As Forbes reported this week, “Forget Cyber Monday, It’s Cyber Week.” Many companies are extending their online sales all week long, with new deals being introduced every day. But Even the best cyber deals can come with a shockingly hefty price – your constitutional right to hold the retailer accountable in court if it cheats you, delivers a bad product, or loses your personal information in a data breach.
Whenever you click through Amazon, eBay, or thousands of other online retailers, you might be unknowingly subjected to a forced arbitration clause, which allows the company to kick consumers out of court and instead funnel them into a rigged forum run by an arbitration provider selected by the company. This arbitrator is not required to have any legal training and does not even have to follow the law, but the decision is almost impossible to appeal. And because arbitration is a secretive process, customers and the public will likely not be able to learn of the extent of the company’s wrongdoing.
Forced arbitration clauses are ubiquitous in websites, as the New York Times recently reported, but they are also controversial. In response to the article, American Association for Justice CEO Linda Lipsen published a letter in the Times explaining why she considers forced arbitration one of the greatest threats to American consumers, especially for online shoppers:

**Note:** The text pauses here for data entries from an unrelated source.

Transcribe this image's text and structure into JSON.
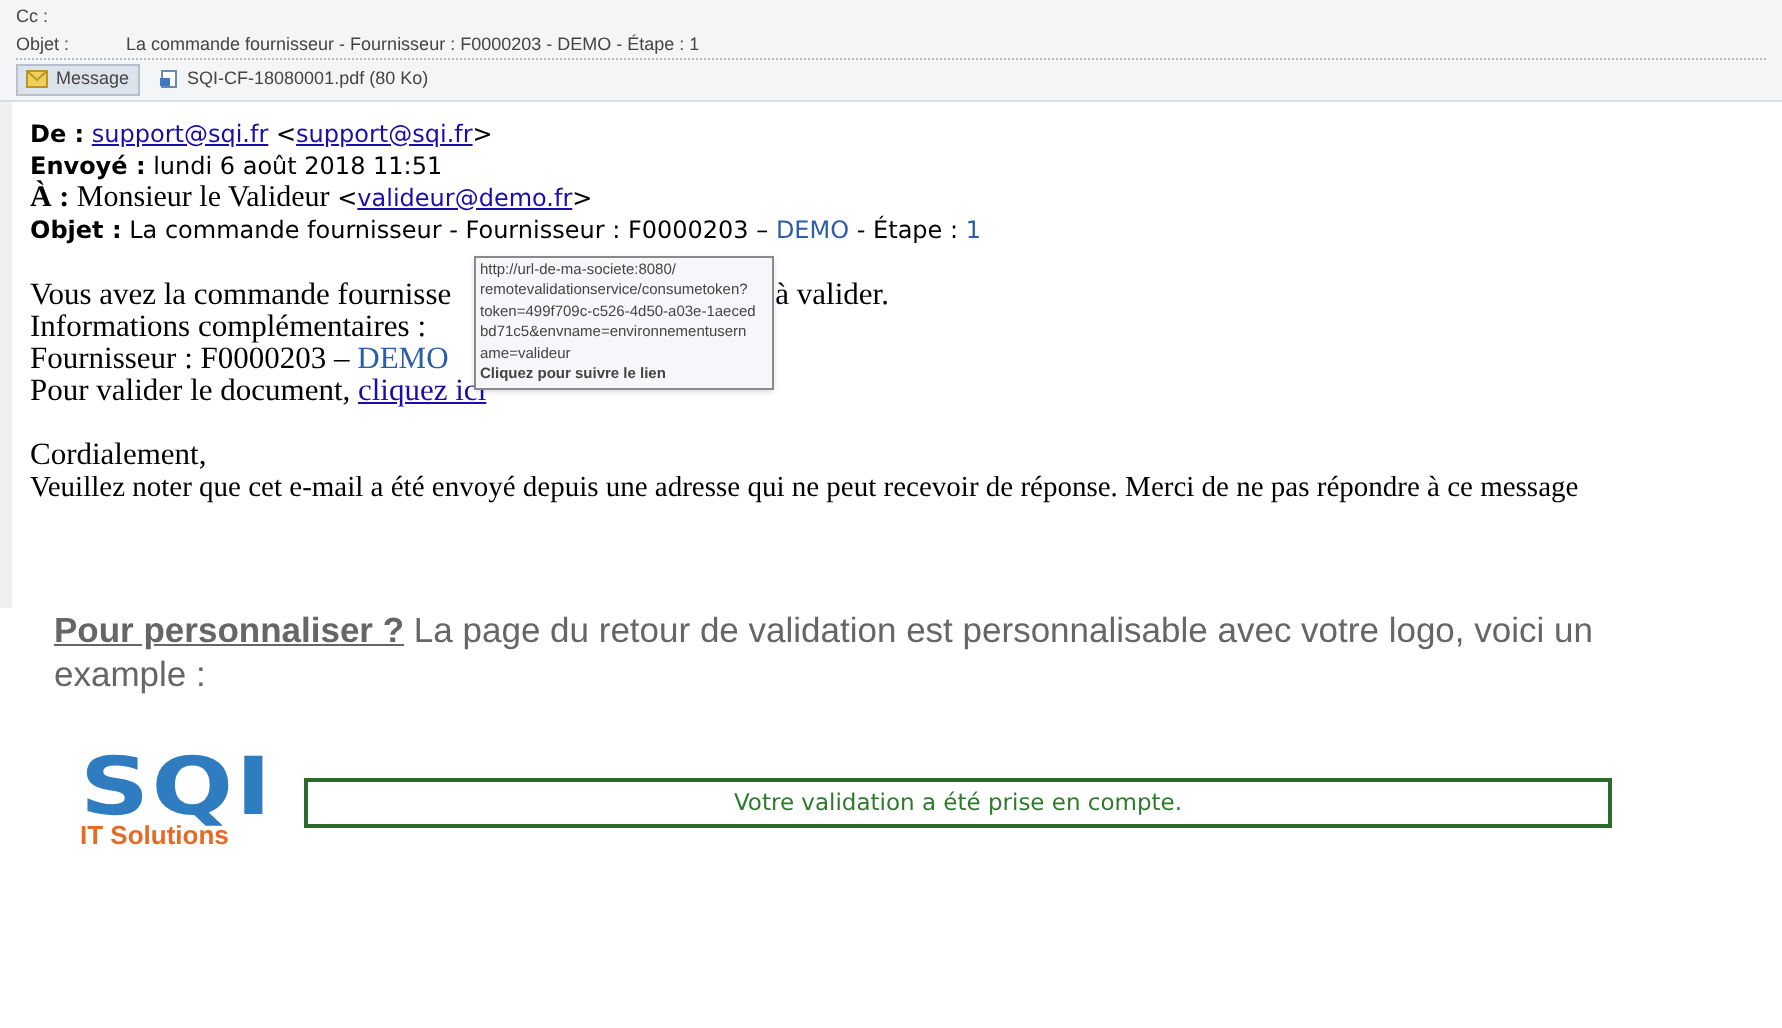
{
  "header": {
    "cc_label": "Cc :",
    "subject_label": "Objet :",
    "subject": "La commande fournisseur - Fournisseur : F0000203 - DEMO - Étape : 1",
    "tabs": [
      {
        "label": "Message",
        "selected": true
      },
      {
        "label": "SQI-CF-18080001.pdf (80 Ko)",
        "selected": false
      }
    ]
  },
  "email": {
    "from_open": "<",
    "from_close": ">",
    "to_open": "<",
    "to_close": ">",
    "from_label": "De :",
    "from_link": "support@sqi.fr",
    "from_addr": "support@sqi.fr",
    "sent_label": "Envoyé :",
    "sent": "lundi 6 août 2018 11:51",
    "to_label": "À :",
    "to_name": "Monsieur le Valideur",
    "to_addr": "valideur@demo.fr",
    "subject_label": "Objet :",
    "subject_a": "La commande fournisseur - Fournisseur : F0000203 –",
    "subject_demo": "DEMO",
    "subject_b": "- Étape :",
    "subject_step": "1",
    "line1_a": "Vous avez la commande fournisse",
    "line1_b": "à valider.",
    "line2": "Informations complémentaires :",
    "line3_a": "Fournisseur : F0000203 –",
    "line3_demo": "DEMO",
    "line4": "Pour valider le document,",
    "line4_link": "cliquez ici",
    "closing": "Cordialement,",
    "notice": "Veuillez noter que cet e-mail a été envoyé depuis une adresse qui ne peut recevoir de réponse. Merci de ne pas répondre à ce message"
  },
  "tooltip": {
    "lines": [
      "http://url-de-ma-societe:8080/",
      "remotevalidationservice/consumetoken?",
      "token=499f709c-c526-4d50-a03e-1aeced",
      "bd71c5&envname=environnementusern",
      "ame=valideur"
    ],
    "action": "Cliquez pour suivre le lien"
  },
  "custom": {
    "link": "Pour personnaliser ?",
    "text": "La page du retour de validation est personnalisable avec votre logo, voici un example :",
    "logo_top": "SQI",
    "logo_sub": "IT Solutions",
    "confirmation": "Votre validation a été prise en compte."
  }
}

“…I have seen forced arbitration clauses in consumer and employment contracts that required the dispute to be decided by a religious official, a Native American tribal council, and in the case of the National Football League cheerleaders suing for wage and hour violations, the commissioner of the N.F.L.” Ms. Lipsen wrote. “Emerging issues like online consumer privacy must be carefully considered in a court of law, not a rigged system designed by corporations that don’t take the necessary steps to protect their customers.”

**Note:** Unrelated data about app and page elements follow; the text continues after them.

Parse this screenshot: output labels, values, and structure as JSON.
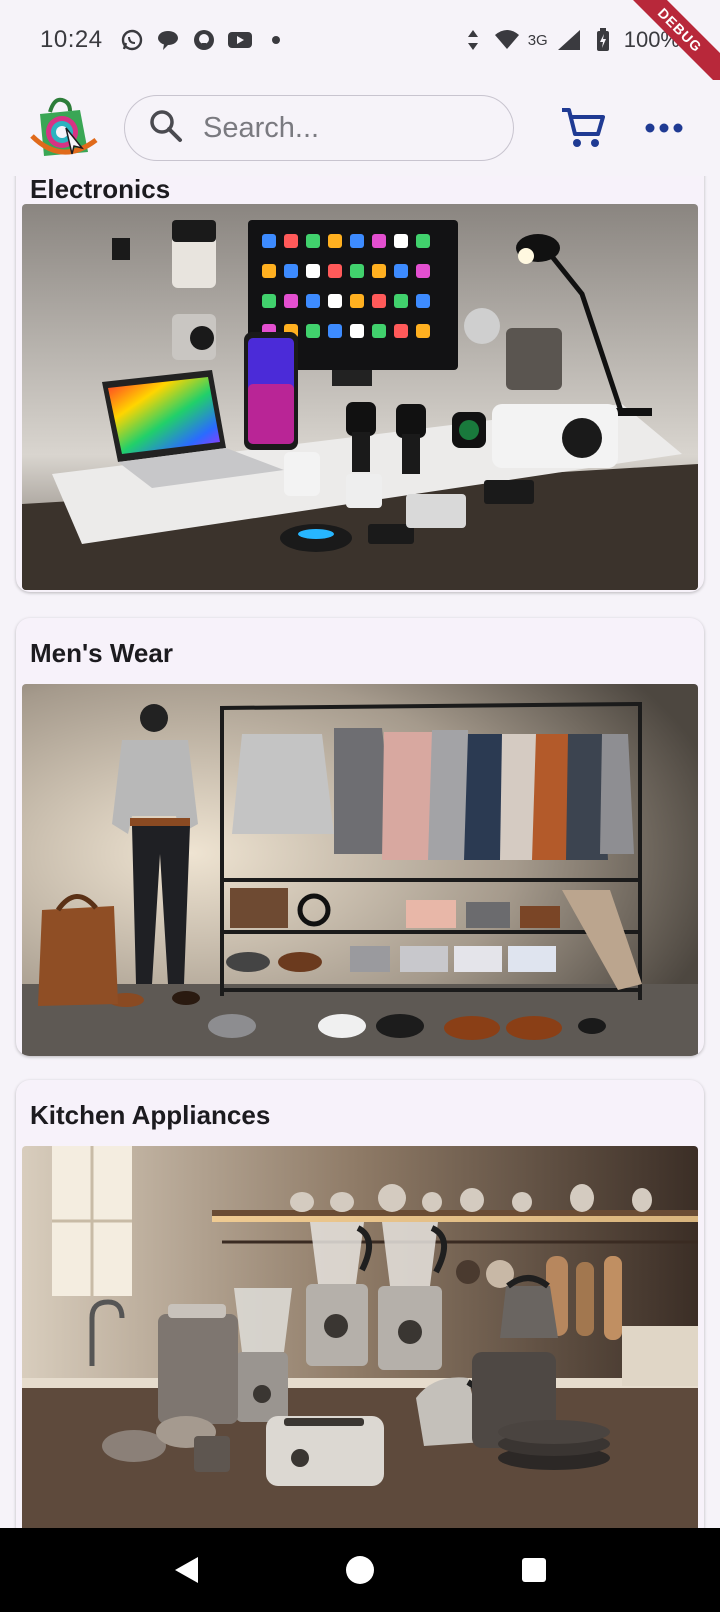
{
  "status_bar": {
    "time": "10:24",
    "network": "3G",
    "battery": "100%",
    "notification_icons": [
      "whatsapp-icon",
      "chat-icon",
      "github-icon",
      "youtube-icon",
      "dot-icon"
    ]
  },
  "debug_banner": "DEBUG",
  "app_bar": {
    "search_placeholder": "Search...",
    "icons": [
      "app-logo",
      "search-icon",
      "shopping-cart-icon",
      "more-horizontal-icon"
    ]
  },
  "categories": [
    {
      "title": "Electronics",
      "image": "electronics-image"
    },
    {
      "title": "Men's Wear",
      "image": "mens-wear-image"
    },
    {
      "title": "Kitchen Appliances",
      "image": "kitchen-appliances-image"
    }
  ],
  "nav_bar": {
    "icons": [
      "back-icon",
      "home-icon",
      "recents-icon"
    ]
  },
  "colors": {
    "accent": "#1f3a93",
    "background": "#f6f3f9",
    "debug": "#b8283a"
  }
}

Is your right to ensure corporate accountability worth less than a great deal on a flatscreen TV?